The key staff records are House Lists (from 1694) and Salary Ledgers (from 1718), which together give the summary of an employee’s work. Although less extensive, the reports and minutes of the Committee of the Examination of Clerks (1799 - 1939) are a rich source of family history information, often giving details of an applicant’s schooling and work life prior to the Bank. Among other records, the archive holds detailed First World War staff records and records of the employment of porters and messengers (1892-1915). The new ‘Name Search’ is a quick and easy way to learn about senior staff. It contains brief biographies that link to all the relevant records in the catalogue.

For records of Bank customers and individual holders of government stock, there are indexed ledgers dating from 1694 (although customer accounts are not held beyond 1900). These ledgers give details of transactions so are useful for establishing the finances of an individual over time. The indexes to the stock ledgers often include the address and occupation too; however, the ledgers are arranged according to specific stock so researchers will need to know which stock was held in advance. The Bank of England will extracts can help as they detail how stockholders intended their stocks to be disposed of. The majority of these are now held by the Society of Genealogists.

Names may inadvertently appear in other records too, such as court minutes or department files, which researchers are also welcome to explore at the archive. Researchers should note, though, due to Data Protection there is a 100-year closure period on all records containing personal details of individuals.

To view the catalogue, visit http://www.bankofengland.co.uk/CalmView/

Back to News

15/06/2012 Share this story Share on Facebook icon Share on Twitter icon Share on Pinterest icon Share on Google Plus icon Share on Linked In icon Share via Email icon

Recent Updates

Skeletons: Our Buried Bones, Leeds City Museum, 22 September 2017 to 7 January 2018

The touring exhibition Skeletons: Our Buried Bones will visit Leeds City Museum this autumn, revealing the ...


RootsTech 2018 registration now open

Registration for the four-day RootsTech conference, to be held in Utah from 28 February to 3 March 2018, has ...


Top baby names in England and Wales - most popular 100 names for 2016 revealed

The 100 most popular baby names in England and Wales for 2016 have been released by the Office for National ...


Launch of Holocaust by Bullets video series

International human rights organisation Umun has released the first in a series of nine videos which tell the ...


Other News

The key that could have saved the Titanic helps guarantee seafarers' futures

A Titanic key which could have saved the ill-fated ship which sank in 1912 is now helping to secure the ...


Explore a WW1 trench at Kensington Gardens in London - free family event

Visitors to Kensington Gardens in London can experience what life was like in a World War I trench, with a ...

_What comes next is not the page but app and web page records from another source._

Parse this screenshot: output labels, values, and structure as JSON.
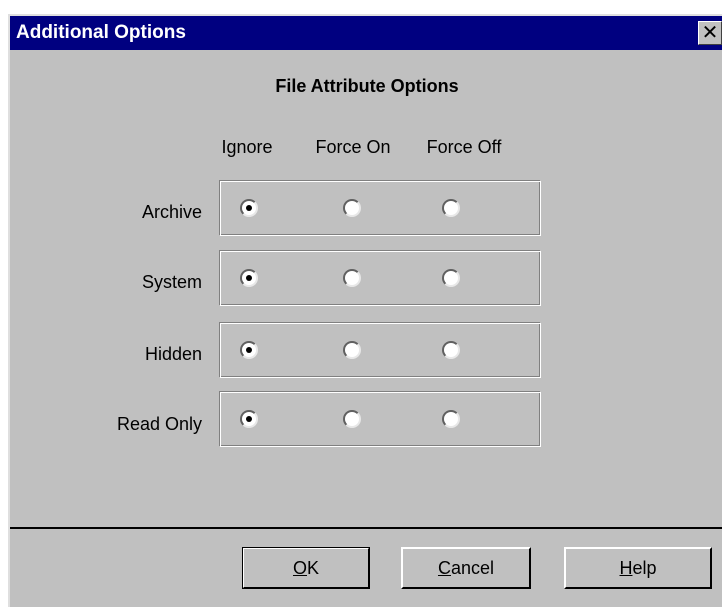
{
  "window": {
    "title": "Additional Options",
    "close_label": "✕"
  },
  "section": {
    "title": "File Attribute Options"
  },
  "columns": [
    "Ignore",
    "Force On",
    "Force Off"
  ],
  "rows": [
    {
      "label": "Archive",
      "selected": "Ignore"
    },
    {
      "label": "System",
      "selected": "Ignore"
    },
    {
      "label": "Hidden",
      "selected": "Ignore"
    },
    {
      "label": "Read Only",
      "selected": "Ignore"
    }
  ],
  "buttons": {
    "ok": {
      "mnemonic": "O",
      "rest": "K"
    },
    "cancel": {
      "mnemonic": "C",
      "rest": "ancel"
    },
    "help": {
      "mnemonic": "H",
      "rest": "elp"
    }
  },
  "colors": {
    "titlebar": "#000080",
    "face": "#c0c0c0"
  }
}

Criminal records collection enlarged at The Genealogist family history website

TheGenealogist has enlarged its Court & Criminal Records collection, allowing users to search for black sheep ...


Virtual tour of a London home through the centuries

Enjoy this virtual tour of the interior of London homes, from the 1600s through to the twentieth century, ...